### WHAT YOU ARE ASKED TO DO
Please say how many lines in the records below contain the word "value". Give the number and nothing more.

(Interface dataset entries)
-- Opening Marker --

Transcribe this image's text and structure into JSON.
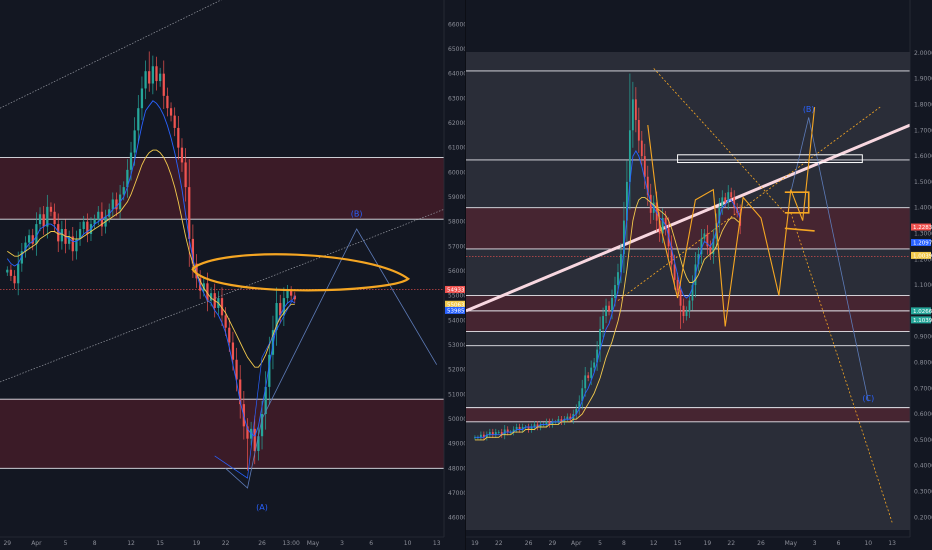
{
  "colors": {
    "background": "#131722",
    "candle_up": "#26a69a",
    "candle_down": "#ef5350",
    "ma_fast": "#2962ff",
    "ma_slow": "#f2c94c",
    "zone_fill": "#5c1f2b",
    "drawing_orange": "#f5a623",
    "trendline_pink": "#f8d7e0",
    "projection": "#9598a1"
  },
  "chart_data": [
    {
      "type": "candlestick",
      "panel": "left",
      "y_axis_labels": [
        "66000.00",
        "65000.00",
        "64000.00",
        "63000.00",
        "62000.00",
        "61000.00",
        "60000.00",
        "59000.00",
        "58000.00",
        "57000.00",
        "56000.00",
        "55000.00",
        "54000.00",
        "53000.00",
        "52000.00",
        "51000.00",
        "50000.00",
        "49000.00",
        "48000.00",
        "47000.00",
        "46000.00"
      ],
      "ylim": [
        45700,
        66500
      ],
      "x_tick_labels": [
        "29",
        "Apr",
        "5",
        "8",
        "12",
        "15",
        "19",
        "22",
        "26",
        "13:00",
        "May",
        "3",
        "6",
        "10",
        "13"
      ],
      "x_tick_index": [
        0,
        8,
        16,
        24,
        34,
        42,
        52,
        60,
        70,
        78,
        84,
        92,
        100,
        110,
        118
      ],
      "x_range": [
        -2,
        120
      ],
      "horizontal_levels": [
        60600,
        58100,
        50800,
        48000
      ],
      "zones": [
        [
          58100,
          60600
        ],
        [
          48000,
          50800
        ]
      ],
      "dotted_levels": [
        55250
      ],
      "price_tags": [
        {
          "text": "54933.13",
          "value": 55250,
          "color": "#ef5350"
        },
        {
          "text": "55063.81",
          "value": 54650,
          "color": "#f2c94c"
        },
        {
          "text": "53985.97",
          "value": 54400,
          "color": "#2962ff"
        }
      ],
      "wave_labels": [
        {
          "text": "(B)",
          "index": 96,
          "value": 58200
        },
        {
          "text": "(A)",
          "index": 70,
          "value": 46300
        }
      ],
      "closes": [
        56050,
        55800,
        55500,
        56300,
        56800,
        57150,
        57450,
        57100,
        57900,
        58300,
        57800,
        58600,
        58400,
        57900,
        57200,
        57700,
        57100,
        57400,
        56800,
        57300,
        57700,
        58000,
        57500,
        57900,
        58100,
        58400,
        57800,
        58200,
        58500,
        58900,
        58500,
        59100,
        59400,
        60100,
        60800,
        61700,
        62600,
        63400,
        64100,
        63600,
        64300,
        63700,
        64000,
        63100,
        62600,
        62300,
        61800,
        61000,
        60400,
        59400,
        57300,
        56300,
        55700,
        55200,
        55500,
        54800,
        55100,
        54500,
        54900,
        54200,
        53700,
        53100,
        52400,
        51600,
        50600,
        49700,
        49200,
        49600,
        48700,
        49300,
        50200,
        51300,
        52600,
        53600,
        54700,
        54200,
        54900,
        55200,
        55000,
        54850
      ],
      "highs": [
        null,
        null,
        null,
        null,
        null,
        null,
        null,
        null,
        null,
        null,
        null,
        null,
        null,
        null,
        null,
        null,
        null,
        null,
        null,
        null,
        null,
        null,
        null,
        null,
        null,
        null,
        null,
        null,
        null,
        null,
        null,
        null,
        null,
        null,
        null,
        null,
        null,
        null,
        null,
        64900,
        null,
        null,
        null,
        null,
        null,
        null,
        null,
        null,
        null,
        null,
        null,
        null,
        null,
        null,
        null,
        null,
        null,
        null,
        null,
        null,
        null,
        null,
        null,
        null,
        null,
        null,
        null,
        null,
        null,
        null,
        null,
        null,
        null,
        null,
        null,
        null,
        null,
        null,
        null,
        null
      ],
      "lows": [
        null,
        null,
        null,
        null,
        null,
        null,
        null,
        null,
        null,
        null,
        null,
        null,
        null,
        null,
        null,
        null,
        null,
        null,
        null,
        null,
        null,
        null,
        null,
        null,
        null,
        null,
        null,
        null,
        null,
        null,
        null,
        null,
        null,
        null,
        null,
        null,
        null,
        null,
        null,
        null,
        null,
        null,
        null,
        null,
        null,
        null,
        null,
        null,
        null,
        null,
        null,
        null,
        null,
        null,
        null,
        null,
        null,
        null,
        null,
        null,
        null,
        null,
        null,
        null,
        null,
        null,
        47900,
        null,
        null,
        null,
        null,
        null,
        null,
        null,
        null,
        null,
        null,
        null,
        null,
        null
      ],
      "ma_fast": [
        56500,
        56300,
        56200,
        56300,
        56600,
        56900,
        57100,
        57200,
        57400,
        57700,
        57800,
        57900,
        57900,
        57800,
        57600,
        57500,
        57400,
        57300,
        57200,
        57200,
        57300,
        57500,
        57600,
        57700,
        57900,
        58000,
        58100,
        58200,
        58300,
        58500,
        58600,
        58800,
        59000,
        59400,
        59900,
        60500,
        61200,
        61900,
        62500,
        62700,
        62900,
        62800,
        62600,
        62300,
        61900,
        61400,
        60800,
        60100,
        59300,
        58300,
        57300,
        56500,
        55900,
        55400,
        55100,
        54800,
        54700,
        54400,
        54200,
        53900,
        53500,
        52900,
        52200,
        51500,
        50700,
        50100,
        49600,
        49400,
        49300,
        49700,
        50500,
        51300,
        52200,
        53000,
        53800,
        54200,
        54500,
        54700,
        54800,
        54700
      ],
      "ma_slow": [
        56800,
        56700,
        56600,
        56600,
        56700,
        56800,
        56900,
        57000,
        57100,
        57300,
        57400,
        57500,
        57600,
        57600,
        57500,
        57500,
        57400,
        57400,
        57300,
        57300,
        57300,
        57400,
        57500,
        57600,
        57700,
        57800,
        57900,
        58000,
        58100,
        58200,
        58300,
        58400,
        58600,
        58800,
        59100,
        59500,
        59900,
        60300,
        60600,
        60800,
        60900,
        60900,
        60800,
        60600,
        60300,
        59900,
        59400,
        58800,
        58100,
        57400,
        56800,
        56300,
        55900,
        55600,
        55300,
        55100,
        54900,
        54800,
        54700,
        54500,
        54300,
        54000,
        53700,
        53400,
        53100,
        52800,
        52500,
        52300,
        52100,
        52100,
        52300,
        52600,
        53000,
        53400,
        53800,
        54100,
        54300,
        54500,
        54650,
        54650
      ],
      "projection_path": [
        [
          60,
          48000
        ],
        [
          66,
          47200
        ],
        [
          70,
          50000
        ],
        [
          96,
          57700
        ],
        [
          118,
          52200
        ]
      ],
      "projection_envelope": [
        [
          57,
          48500
        ],
        [
          66,
          47600
        ],
        [
          70,
          52500
        ],
        [
          79,
          55000
        ]
      ]
    },
    {
      "type": "candlestick",
      "panel": "right",
      "y_axis_labels": [
        "2.00000",
        "1.90000",
        "1.80000",
        "1.70000",
        "1.60000",
        "1.50000",
        "1.40000",
        "1.30000",
        "1.20000",
        "1.10000",
        "1.00000",
        "0.90000",
        "0.80000",
        "0.70000",
        "0.60000",
        "0.50000",
        "0.40000",
        "0.30000",
        "0.20000"
      ],
      "ylim": [
        0.17,
        2.05
      ],
      "x_tick_labels": [
        "19",
        "22",
        "26",
        "29",
        "Apr",
        "5",
        "8",
        "12",
        "15",
        "19",
        "22",
        "26",
        "May",
        "3",
        "6",
        "10",
        "13"
      ],
      "x_tick_index": [
        0,
        8,
        18,
        26,
        34,
        42,
        50,
        60,
        68,
        78,
        86,
        96,
        106,
        114,
        122,
        132,
        140
      ],
      "x_range": [
        -3,
        146
      ],
      "horizontal_levels": [
        1.93,
        1.585,
        1.4,
        1.24,
        1.06,
        1.0,
        0.92,
        0.865,
        0.625,
        0.57
      ],
      "zones": [
        [
          1.24,
          1.4
        ],
        [
          0.92,
          1.06
        ],
        [
          0.57,
          0.625
        ]
      ],
      "dotted_levels": [
        1.21
      ],
      "price_tags": [
        {
          "text": "1.22830",
          "value": 1.325,
          "color": "#ef5350"
        },
        {
          "text": "1.20979",
          "value": 1.265,
          "color": "#2962ff"
        },
        {
          "text": "1.00397",
          "value": 1.215,
          "color": "#f2c94c"
        },
        {
          "text": "1.02666",
          "value": 1.0,
          "color": "#26a69a"
        },
        {
          "text": "1.10396",
          "value": 0.965,
          "color": "#26a69a"
        }
      ],
      "wave_labels": [
        {
          "text": "(B)",
          "index": 112,
          "value": 1.77
        },
        {
          "text": "(C)",
          "index": 132,
          "value": 0.65
        }
      ],
      "closes": [
        0.51,
        0.51,
        0.52,
        0.51,
        0.52,
        0.53,
        0.52,
        0.53,
        0.53,
        0.52,
        0.54,
        0.53,
        0.53,
        0.54,
        0.55,
        0.54,
        0.55,
        0.55,
        0.54,
        0.55,
        0.56,
        0.55,
        0.56,
        0.56,
        0.57,
        0.56,
        0.57,
        0.57,
        0.58,
        0.57,
        0.58,
        0.59,
        0.58,
        0.6,
        0.62,
        0.65,
        0.7,
        0.75,
        0.74,
        0.78,
        0.8,
        0.85,
        0.93,
        0.98,
        1.02,
        1.0,
        1.05,
        1.1,
        1.15,
        1.22,
        1.35,
        1.5,
        1.7,
        1.82,
        1.74,
        1.66,
        1.6,
        1.52,
        1.45,
        1.38,
        1.42,
        1.35,
        1.3,
        1.36,
        1.32,
        1.25,
        1.18,
        1.12,
        1.08,
        1.02,
        0.98,
        1.0,
        1.04,
        1.1,
        1.18,
        1.22,
        1.28,
        1.3,
        1.25,
        1.22,
        1.28,
        1.34,
        1.4,
        1.44,
        1.42,
        1.46,
        1.44,
        1.4,
        1.38,
        1.33
      ],
      "highs": [
        null,
        null,
        null,
        null,
        null,
        null,
        null,
        null,
        null,
        null,
        null,
        null,
        null,
        null,
        null,
        null,
        null,
        null,
        null,
        null,
        null,
        null,
        null,
        null,
        null,
        null,
        null,
        null,
        null,
        null,
        null,
        null,
        null,
        null,
        null,
        null,
        null,
        null,
        null,
        null,
        null,
        null,
        null,
        null,
        null,
        null,
        null,
        null,
        null,
        null,
        null,
        null,
        1.92,
        null,
        null,
        null,
        null,
        null,
        null,
        null,
        null,
        null,
        null,
        null,
        null,
        null,
        null,
        null,
        null,
        null,
        null,
        null,
        null,
        null,
        null,
        null,
        null,
        null,
        null,
        null,
        null,
        null,
        null,
        null,
        null,
        null,
        null,
        null,
        null,
        null
      ],
      "lows": [
        null,
        null,
        null,
        null,
        null,
        null,
        null,
        null,
        null,
        null,
        null,
        null,
        null,
        null,
        null,
        null,
        null,
        null,
        null,
        null,
        null,
        null,
        null,
        null,
        null,
        null,
        null,
        null,
        null,
        null,
        null,
        null,
        null,
        null,
        null,
        null,
        null,
        null,
        null,
        null,
        null,
        null,
        null,
        null,
        null,
        null,
        null,
        null,
        null,
        null,
        null,
        null,
        null,
        null,
        null,
        null,
        null,
        null,
        null,
        null,
        null,
        null,
        null,
        null,
        null,
        null,
        null,
        null,
        null,
        0.93,
        null,
        null,
        null,
        null,
        null,
        null,
        null,
        null,
        null,
        null,
        null,
        null,
        null,
        null,
        null,
        null,
        null,
        null,
        null,
        null
      ],
      "ma_fast": [
        0.51,
        0.51,
        0.51,
        0.51,
        0.52,
        0.52,
        0.52,
        0.52,
        0.52,
        0.52,
        0.53,
        0.53,
        0.53,
        0.53,
        0.54,
        0.54,
        0.54,
        0.55,
        0.55,
        0.55,
        0.55,
        0.55,
        0.56,
        0.56,
        0.56,
        0.56,
        0.57,
        0.57,
        0.57,
        0.57,
        0.58,
        0.58,
        0.58,
        0.59,
        0.6,
        0.62,
        0.65,
        0.68,
        0.7,
        0.73,
        0.76,
        0.8,
        0.85,
        0.89,
        0.93,
        0.95,
        0.99,
        1.03,
        1.08,
        1.14,
        1.24,
        1.36,
        1.5,
        1.6,
        1.62,
        1.6,
        1.56,
        1.51,
        1.46,
        1.42,
        1.4,
        1.38,
        1.36,
        1.35,
        1.33,
        1.29,
        1.24,
        1.19,
        1.14,
        1.09,
        1.06,
        1.05,
        1.06,
        1.09,
        1.14,
        1.19,
        1.24,
        1.27,
        1.26,
        1.25,
        1.27,
        1.31,
        1.36,
        1.4,
        1.41,
        1.43,
        1.43,
        1.41,
        1.39,
        1.36
      ],
      "ma_slow": [
        0.5,
        0.5,
        0.5,
        0.5,
        0.51,
        0.51,
        0.51,
        0.51,
        0.51,
        0.52,
        0.52,
        0.52,
        0.52,
        0.53,
        0.53,
        0.53,
        0.53,
        0.54,
        0.54,
        0.54,
        0.54,
        0.55,
        0.55,
        0.55,
        0.55,
        0.56,
        0.56,
        0.56,
        0.56,
        0.57,
        0.57,
        0.57,
        0.57,
        0.58,
        0.58,
        0.59,
        0.6,
        0.62,
        0.64,
        0.66,
        0.68,
        0.71,
        0.74,
        0.78,
        0.82,
        0.85,
        0.88,
        0.92,
        0.96,
        1.01,
        1.08,
        1.16,
        1.26,
        1.35,
        1.4,
        1.43,
        1.44,
        1.44,
        1.43,
        1.42,
        1.41,
        1.4,
        1.39,
        1.38,
        1.37,
        1.35,
        1.32,
        1.28,
        1.24,
        1.2,
        1.16,
        1.13,
        1.11,
        1.11,
        1.12,
        1.14,
        1.17,
        1.2,
        1.21,
        1.22,
        1.23,
        1.25,
        1.28,
        1.31,
        1.33,
        1.35,
        1.36,
        1.36,
        1.35,
        1.34
      ],
      "trendline": [
        [
          -3,
          1.0
        ],
        [
          146,
          1.72
        ]
      ],
      "projection_path": [
        [
          106,
          1.46
        ],
        [
          112,
          1.75
        ],
        [
          132,
          0.65
        ]
      ],
      "retracement_line": [
        [
          60,
          1.94
        ],
        [
          104,
          1.38
        ]
      ],
      "fan_line_up": [
        [
          48,
          1.04
        ],
        [
          136,
          1.79
        ]
      ],
      "fan_line_down": [
        [
          106,
          1.38
        ],
        [
          140,
          0.18
        ]
      ]
    }
  ]
}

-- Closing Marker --

### SOLUTION FOR THIS EXERCISE
12